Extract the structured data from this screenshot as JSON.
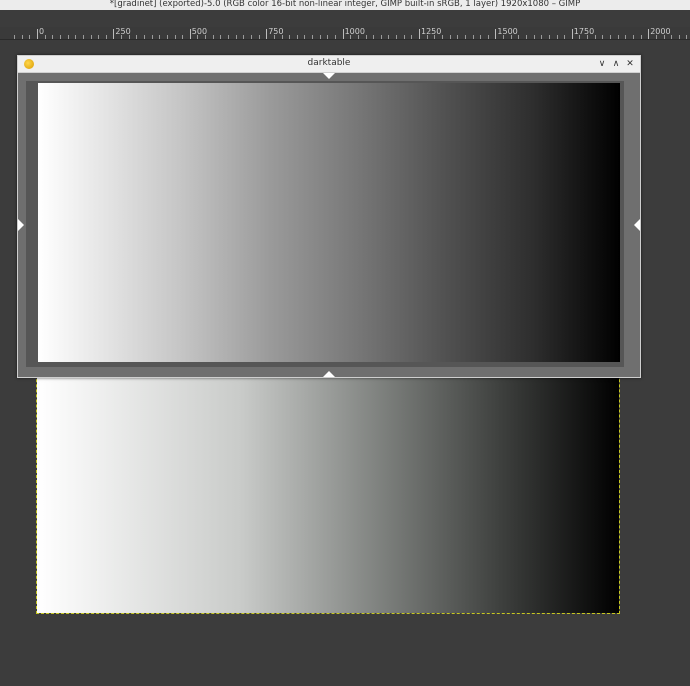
{
  "gimp": {
    "window_title": "*[gradinet] (exported)-5.0 (RGB color 16-bit non-linear integer, GIMP built-in sRGB, 1 layer) 1920x1080 – GIMP"
  },
  "ruler": {
    "labels": [
      "0",
      "250",
      "500",
      "750",
      "1000",
      "1250",
      "1500",
      "1750",
      "2000"
    ]
  },
  "darktable": {
    "title": "darktable",
    "minimize": "∨",
    "maximize": "∧",
    "close": "✕"
  },
  "colors": {
    "canvas_bg": "#3c3c3c",
    "selection_outline": "#c8c820",
    "darktable_icon": "#f0b400"
  }
}
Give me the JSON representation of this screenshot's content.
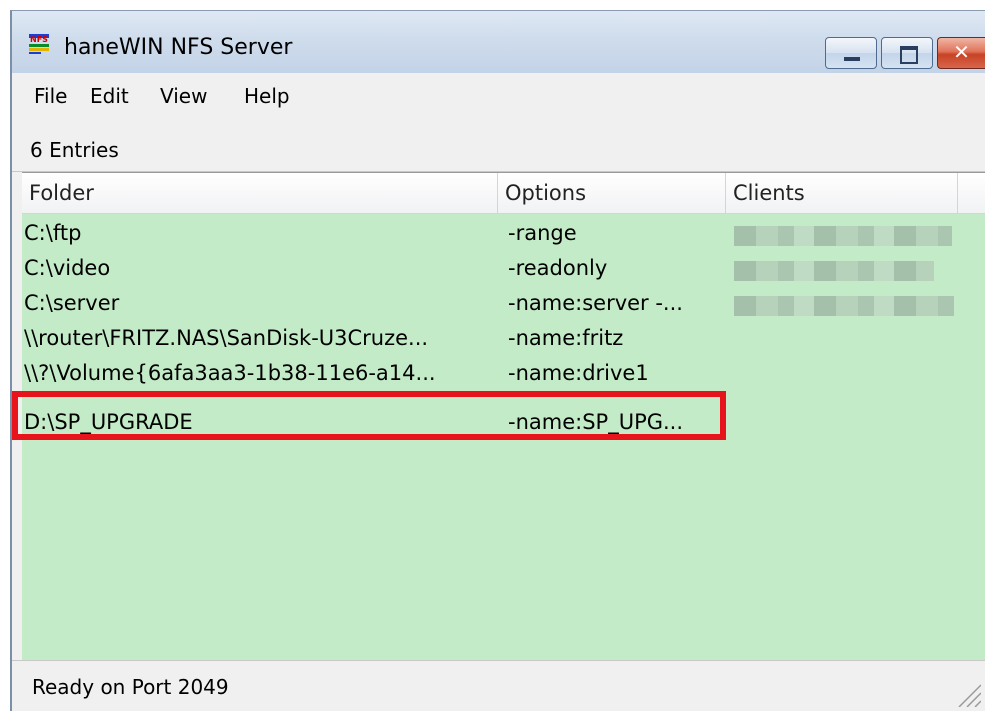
{
  "window": {
    "title": "haneWIN NFS Server",
    "icon": "nfs-app-icon"
  },
  "title_buttons": {
    "minimize": "minimize-icon",
    "maximize": "maximize-icon",
    "close": "close-icon",
    "close_glyph": "✕"
  },
  "menu": [
    {
      "label": "File"
    },
    {
      "label": "Edit"
    },
    {
      "label": "View"
    },
    {
      "label": "Help"
    }
  ],
  "entries_text": "6 Entries",
  "columns": {
    "folder": "Folder",
    "options": "Options",
    "clients": "Clients"
  },
  "rows": [
    {
      "folder": "C:\\ftp",
      "options": "-range",
      "clients_blurred": true
    },
    {
      "folder": "C:\\video",
      "options": "-readonly",
      "clients_blurred": true
    },
    {
      "folder": "C:\\server",
      "options": "-name:server -...",
      "clients_blurred": true
    },
    {
      "folder": "\\\\router\\FRITZ.NAS\\SanDisk-U3Cruze...",
      "options": "-name:fritz",
      "clients_blurred": false
    },
    {
      "folder": "\\\\?\\Volume{6afa3aa3-1b38-11e6-a14...",
      "options": "-name:drive1",
      "clients_blurred": false
    },
    {
      "folder": "D:\\SP_UPGRADE",
      "options": "-name:SP_UPG...",
      "clients_blurred": false,
      "highlighted": true
    }
  ],
  "colors": {
    "list_background": "#c3ebc8",
    "highlight_border": "#e8141c"
  },
  "status": "Ready on Port 2049"
}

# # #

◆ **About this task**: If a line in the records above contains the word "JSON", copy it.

◆ **Solution to this task**:
Extract the structured data from this screenshot as JSON.
Give me the JSON representation of this screenshot's content.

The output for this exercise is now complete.